Political T’s positively proliferated at this year’s New York Fashion Week: Jonathan Simkhai gifted front-row attendees to his show with “Feminist AF” shirts, and Prabal Gurung, citing January’s women’s marches as inspiration, debuted T-shirts decorated with messages including “The Future Is Female” and “Nevertheless She Persisted.”
It isn’t immediately clear how these shirts are different from others you could find on Etsy, eBay, or even Amazon, other than the 3,000-percent price difference. The novelty seems to be rooted in the notion that Dior is making a feminist statement. Suddenly, the fashion crowd has embraced political clothing. Some observers have suggested this might even make feminism more palatable to a new crowd. Britain’s Daily Telegraph said Chiuri was “reaching women who might not normally be receptive to any kind of socially progressive message.”
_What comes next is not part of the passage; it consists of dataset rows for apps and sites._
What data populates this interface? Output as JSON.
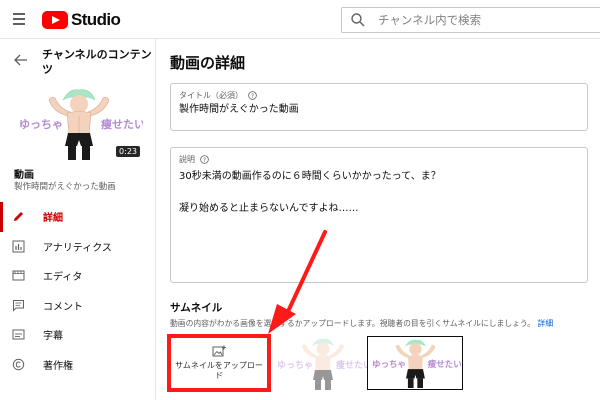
{
  "app": {
    "logo_text": "Studio",
    "search_placeholder": "チャンネル内で検索"
  },
  "sidebar": {
    "channel_title": "チャンネルのコンテンツ",
    "thumbnail": {
      "overlay_left": "ゆっちゃ",
      "overlay_right": "痩せたい",
      "duration": "0:23"
    },
    "video_label": "動画",
    "video_subtitle": "製作時間がえぐかった動画",
    "nav": [
      {
        "label": "詳細",
        "icon": "pencil-icon",
        "active": true
      },
      {
        "label": "アナリティクス",
        "icon": "analytics-icon",
        "active": false
      },
      {
        "label": "エディタ",
        "icon": "editor-icon",
        "active": false
      },
      {
        "label": "コメント",
        "icon": "comment-icon",
        "active": false
      },
      {
        "label": "字幕",
        "icon": "subtitles-icon",
        "active": false
      },
      {
        "label": "著作権",
        "icon": "copyright-icon",
        "active": false
      }
    ]
  },
  "main": {
    "page_title": "動画の詳細",
    "title_field": {
      "label": "タイトル（必須）",
      "value": "製作時間がえぐかった動画"
    },
    "description_field": {
      "label": "説明",
      "line1": "30秒未満の動画作るのに６時間くらいかかったって、ま？",
      "line2": "凝り始めると止まらないんですよね……"
    },
    "thumbnail_section": {
      "heading": "サムネイル",
      "help_text": "動画の内容がわかる画像を選択するかアップロードします。視聴者の目を引くサムネイルにしましょう。",
      "help_link": "詳細",
      "upload_label": "サムネイルをアップロード",
      "thumb_overlay_left": "ゆっちゃ",
      "thumb_overlay_right": "痩せたい"
    }
  },
  "colors": {
    "accent_red": "#cc0000",
    "annotation_red": "#ff1a1a",
    "link_blue": "#065fd4"
  }
}
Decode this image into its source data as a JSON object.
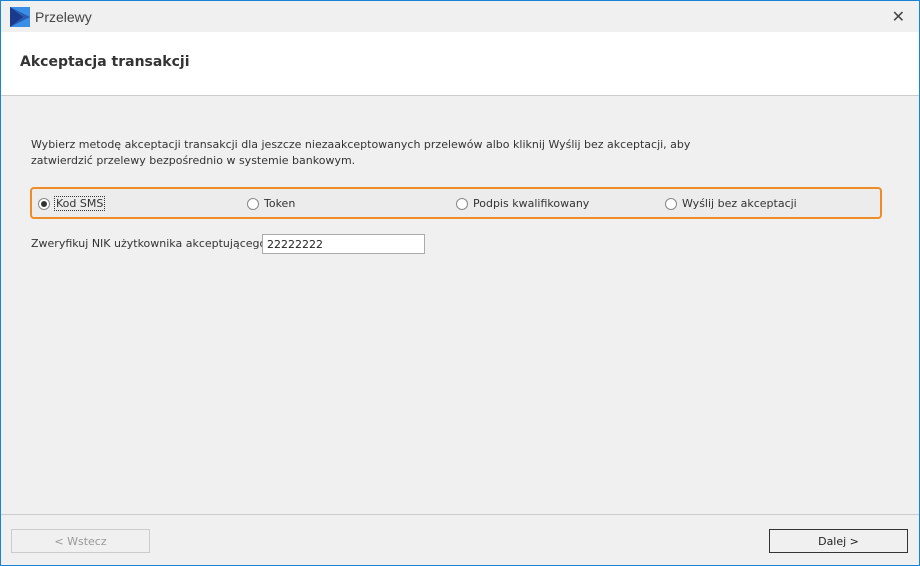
{
  "window": {
    "title": "Przelewy",
    "close_icon": "close-icon"
  },
  "header": {
    "title": "Akceptacja transakcji"
  },
  "description": "Wybierz metodę akceptacji transakcji dla jeszcze niezaakceptowanych przelewów albo kliknij Wyślij bez akceptacji, aby zatwierdzić przelewy bezpośrednio w systemie bankowym.",
  "methods": [
    {
      "label": "Kod SMS",
      "selected": true
    },
    {
      "label": "Token",
      "selected": false
    },
    {
      "label": "Podpis kwalifikowany",
      "selected": false
    },
    {
      "label": "Wyślij bez akceptacji",
      "selected": false
    }
  ],
  "nik": {
    "label": "Zweryfikuj NIK użytkownika akceptującego:",
    "value": "22222222"
  },
  "buttons": {
    "back": "< Wstecz",
    "next": "Dalej >"
  },
  "colors": {
    "accent": "#f08c28",
    "border": "#1883d7"
  }
}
“Designer protest wear” is a bit of an oxymoron, but the positive impact shouldn’t be ignored. We’re all familiar with the cultural cachet luxury brands wield, not to mention the trickle-down effect of trends. Consequently, more brands will surely soon be producing clothes that affirm women’s rights. If Juicy Couture was able to create a whole market for tracksuits with degrading slogans printed on their derrieres, it seems certain that within six months discount stores will be packed to the rafters with knockoff T-shirts covered in Elizabeth Warren quotes.
Fashion editors seem simultaneously excited and terrified by this new trend: They want to join the revolution, but they’re afraid of becoming just another body among the unmanicured masses. Vogue writer Eviana Hartman took an informal survey of fashion editors’ feelings about dressing for the resistance, and it was clear that they’re not quite ready for the barricades. They prefer to make a statement by donning boldly tailored items or featuring a pop of bright color rather than by slapping a slogan on their shirts. Hartman confessed that though she had purchased some vintage political T-shirts on eBay, she was struggling to integrate them into her wardrobe. She declared this “a good old-fashioned fashion challenge.”
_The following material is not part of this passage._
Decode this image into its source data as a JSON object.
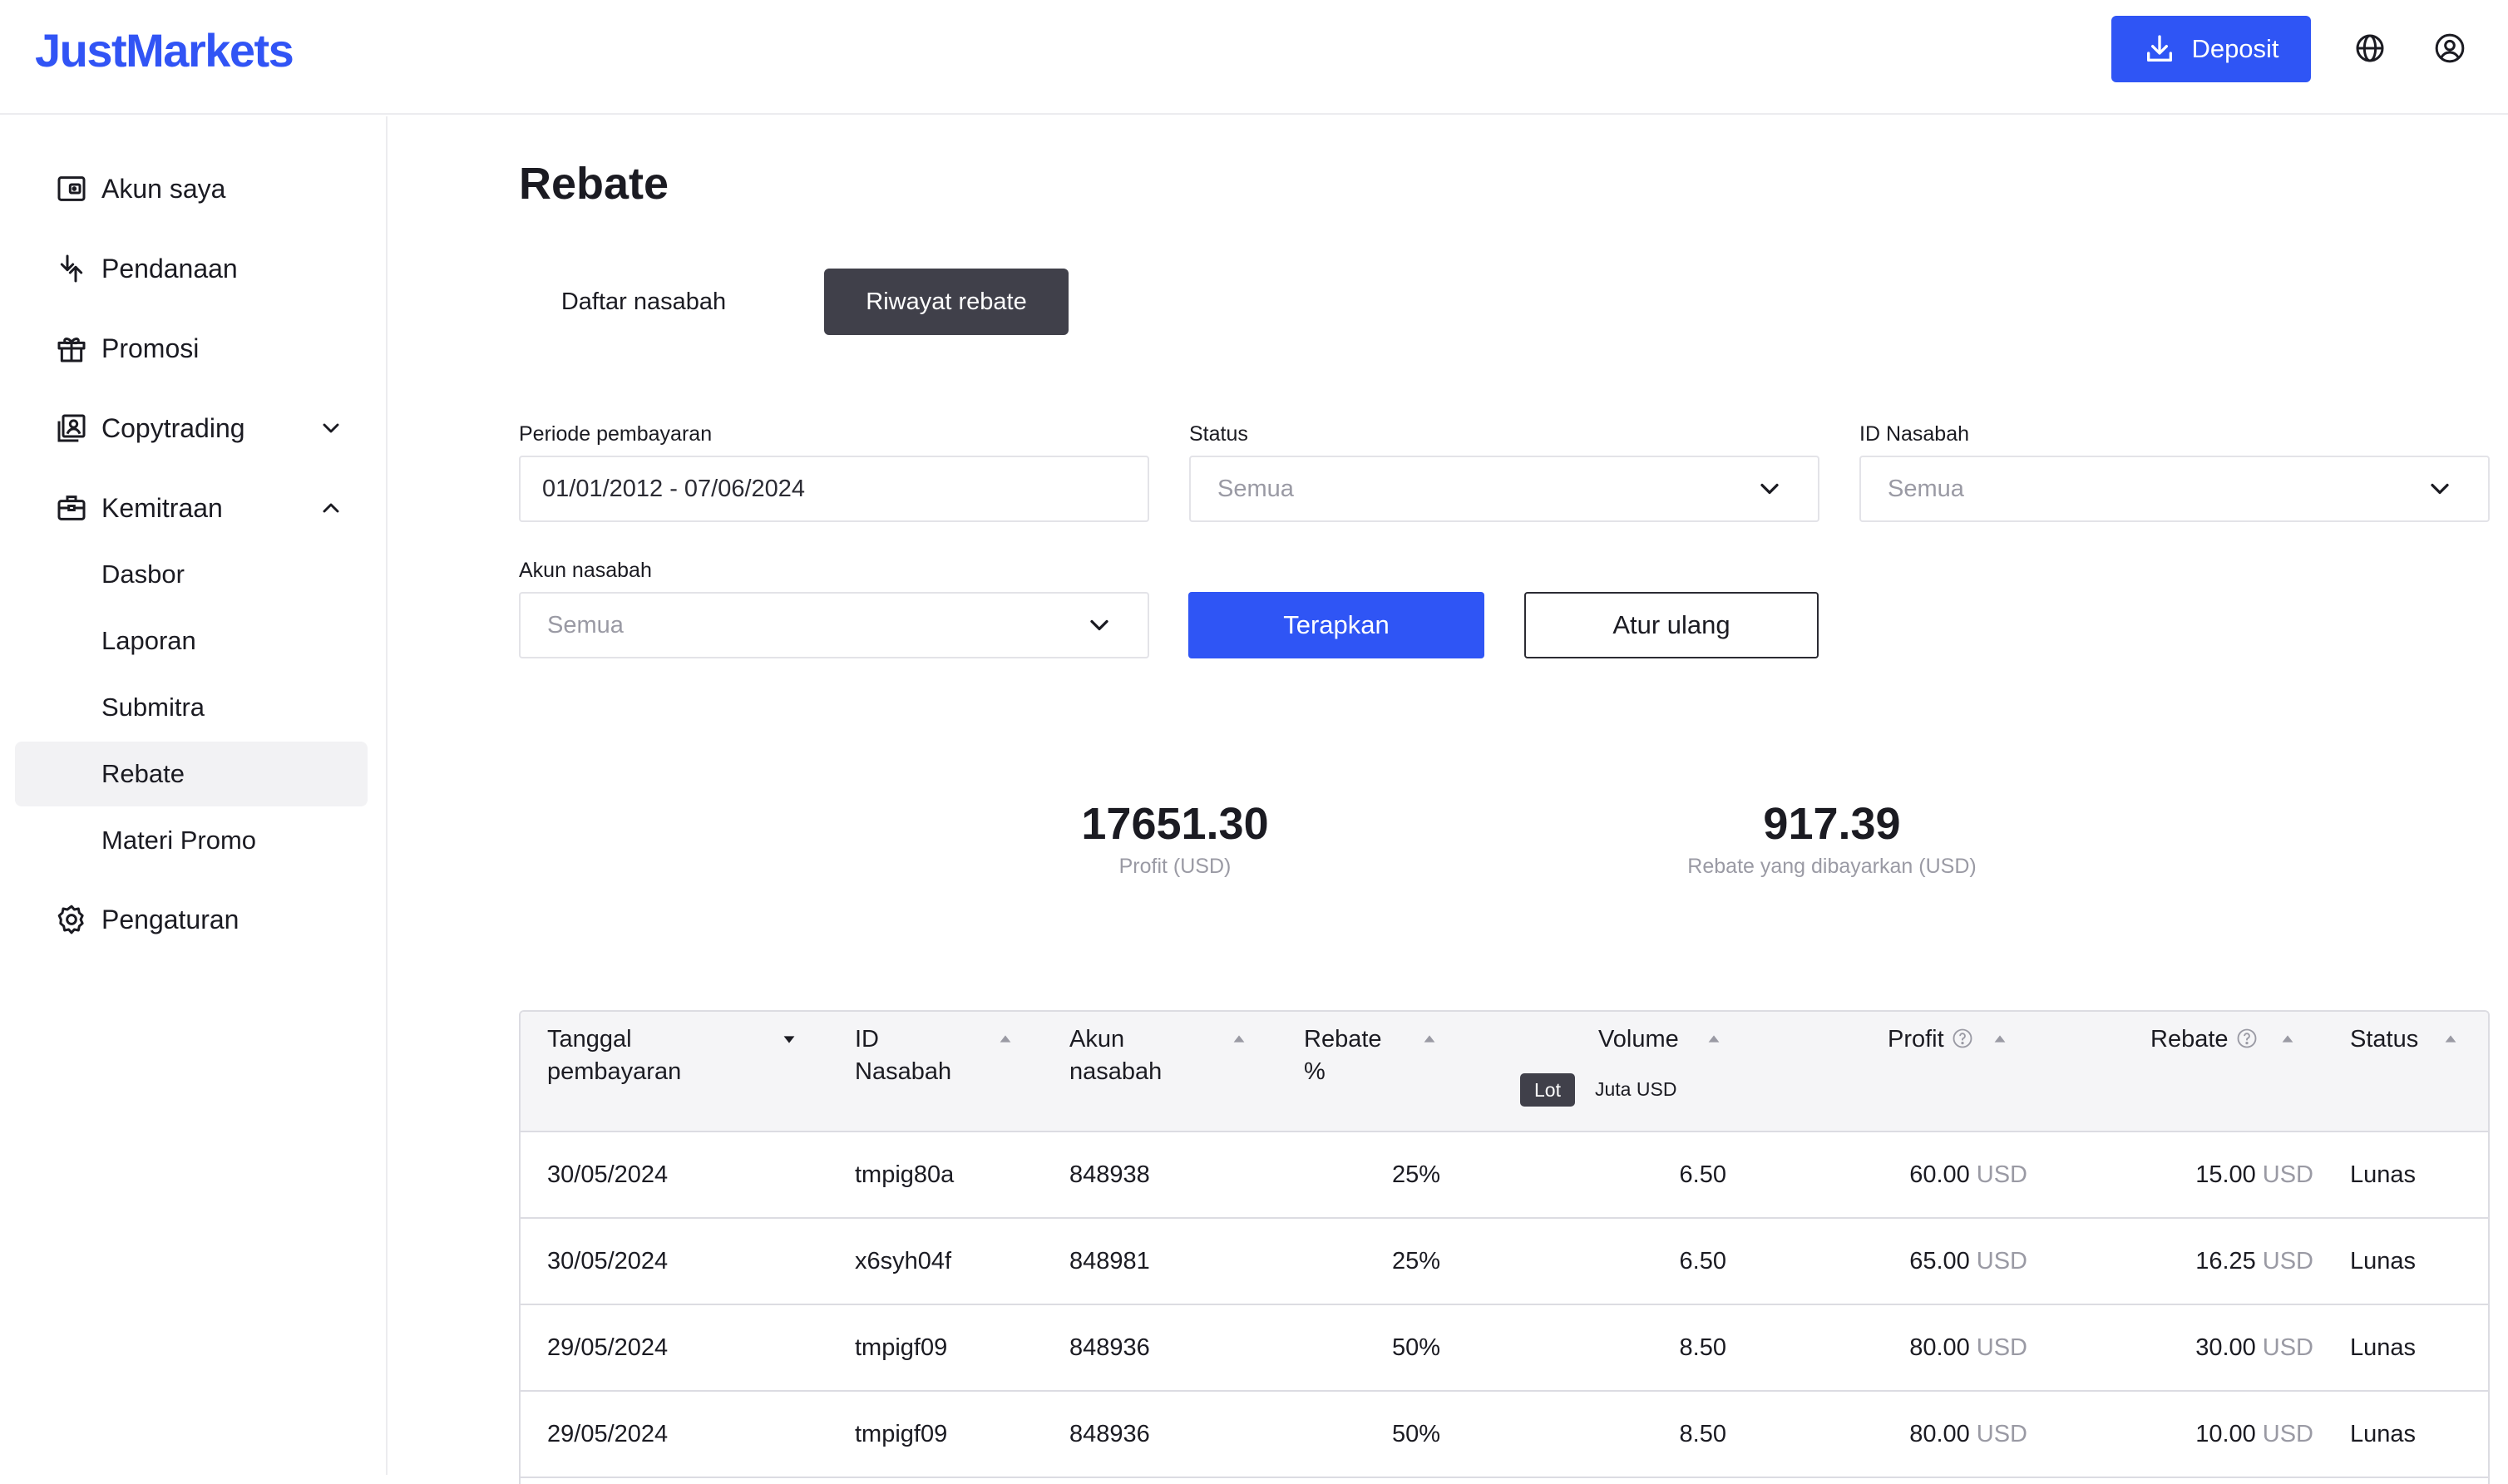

But isn’t the way to incorporate a T-shirt into your wardrobe simply to wear it with a pair of jeans? Do you need special protest pants or to balance it with a conciliatory skirt?
Worrying over the right way to style garments that proclaim one’s feminism seems like a desire to qualify the statements they’re proclaiming. The message is, “We should all be feminists, but I also believe in lipstick and this season’s Gucci loafers.” Or “My feminism is semi-ironic, as betrayed by my Gloria Steinem-style tinted glasses.”
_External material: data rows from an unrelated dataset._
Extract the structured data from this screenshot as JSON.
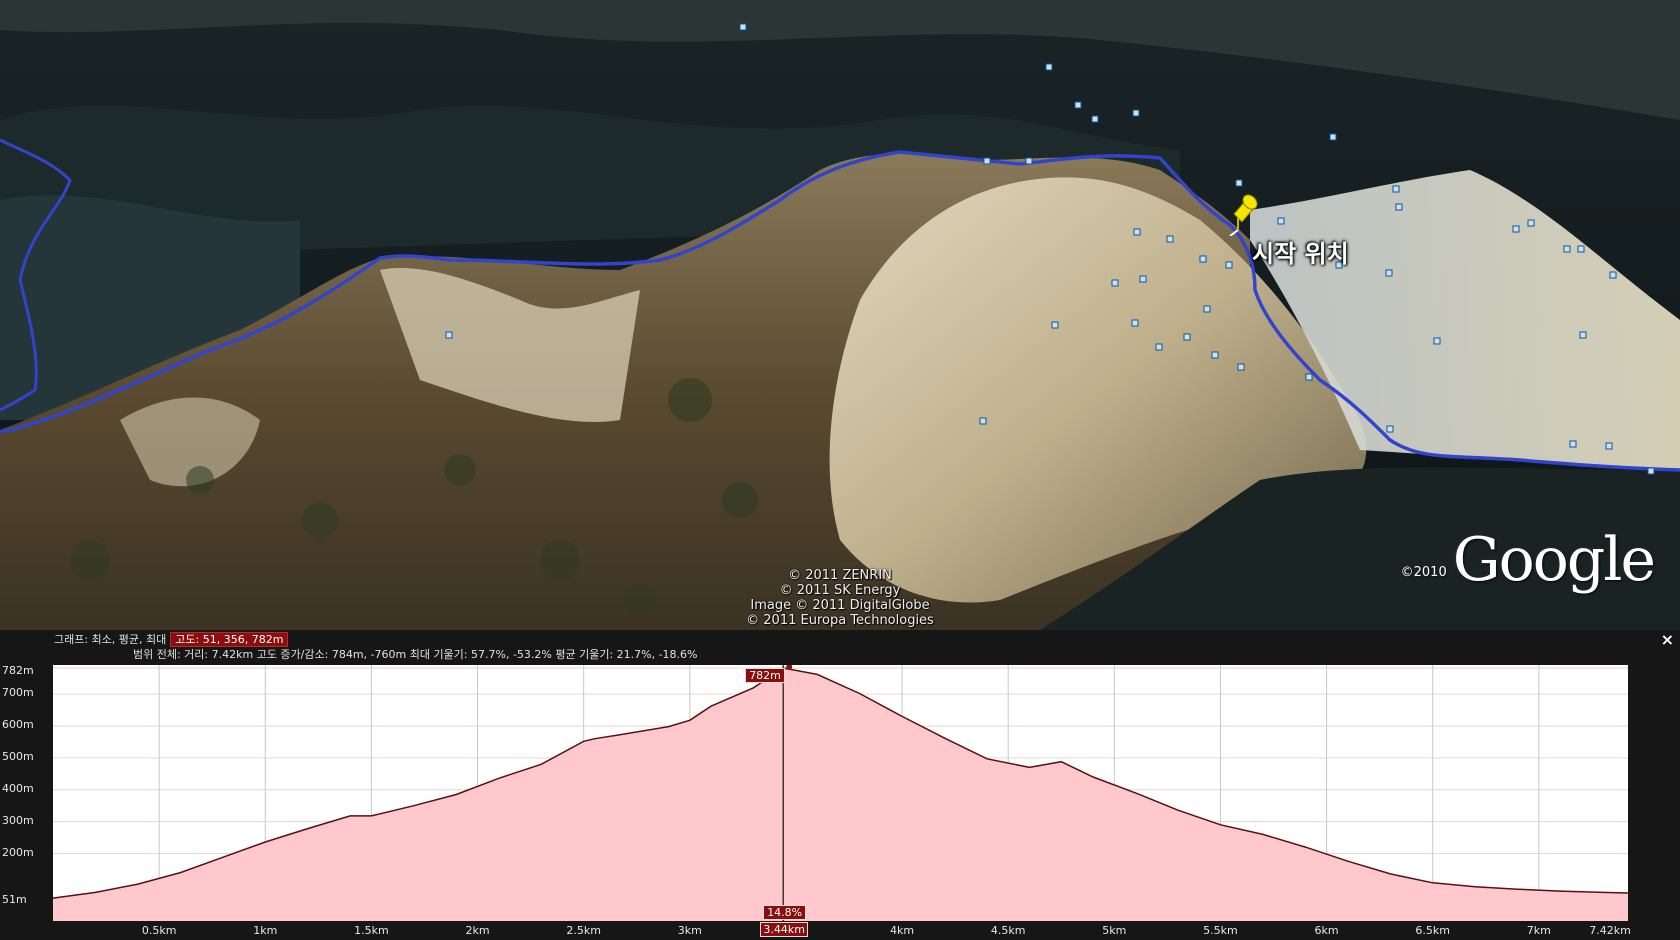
{
  "map": {
    "copyright_lines": [
      "© 2011 ZENRIN",
      "© 2011 SK Energy",
      "Image © 2011 DigitalGlobe",
      "© 2011 Europa Technologies"
    ],
    "google_year": "©2010",
    "google_wordmark": "Google",
    "placemark": {
      "label": "시작 위치",
      "icon": "pushpin-icon",
      "color": "#f5e600"
    },
    "path_color": "#3344cc"
  },
  "profile": {
    "info_prefix": "그래프: 최소, 평균, 최대",
    "altitude_label": "고도: 51, 356, 782m",
    "range_text": "범위 전체: 거리: 7.42km 고도 증가/감소: 784m, -760m 최대 기울기: 57.7%, -53.2% 평균 기울기: 21.7%, -18.6%",
    "close_symbol": "×",
    "cursor_elevation": "782m",
    "cursor_slope": "14.8%",
    "cursor_distance": "3.44km",
    "fill_color": "#ffc8cc",
    "line_color": "#5a1010",
    "marker_color": "#8a0e0e"
  },
  "chart_data": {
    "type": "area",
    "title": "",
    "xlabel": "",
    "ylabel": "",
    "xlim": [
      0,
      7.42
    ],
    "ylim": [
      51,
      782
    ],
    "y_ticks": [
      "782m",
      "700m",
      "600m",
      "500m",
      "400m",
      "300m",
      "200m",
      "51m"
    ],
    "y_tick_values": [
      782,
      700,
      600,
      500,
      400,
      300,
      200,
      51
    ],
    "x_ticks": [
      "0.5km",
      "1km",
      "1.5km",
      "2km",
      "2.5km",
      "3km",
      "3.44km",
      "4km",
      "4.5km",
      "5km",
      "5.5km",
      "6km",
      "6.5km",
      "7km",
      "7.42km"
    ],
    "x_tick_values": [
      0.5,
      1,
      1.5,
      2,
      2.5,
      3,
      3.44,
      4,
      4.5,
      5,
      5.5,
      6,
      6.5,
      7,
      7.42
    ],
    "cursor_x": 3.44,
    "series": [
      {
        "x": [
          0,
          0.2,
          0.4,
          0.6,
          0.8,
          1.0,
          1.2,
          1.4,
          1.5,
          1.7,
          1.9,
          2.1,
          2.3,
          2.5,
          2.55,
          2.7,
          2.9,
          3.0,
          3.1,
          3.3,
          3.44,
          3.6,
          3.8,
          4.0,
          4.2,
          4.4,
          4.6,
          4.75,
          4.9,
          5.1,
          5.3,
          5.5,
          5.7,
          5.9,
          6.1,
          6.3,
          6.5,
          6.7,
          6.9,
          7.1,
          7.3,
          7.42
        ],
        "y": [
          60,
          78,
          104,
          140,
          188,
          236,
          278,
          318,
          318,
          350,
          385,
          436,
          480,
          552,
          560,
          576,
          598,
          618,
          662,
          720,
          782,
          762,
          702,
          630,
          562,
          497,
          470,
          488,
          440,
          390,
          336,
          290,
          260,
          220,
          176,
          136,
          108,
          96,
          88,
          82,
          78,
          76
        ]
      }
    ]
  }
}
To be sure, it will only be a good thing when Fifth Avenue is filled with fashionistas flaunting their feminism. Who could resist the spectacle of Park Avenue grandes dames wearing “Pussy Grabs Back” shirts? Nevertheless, when your first concern is matching your “Girl Power” T-shirt with your new leather boots rather with than the message it sends, you’re not so much supporting feminism as accessorizing with it.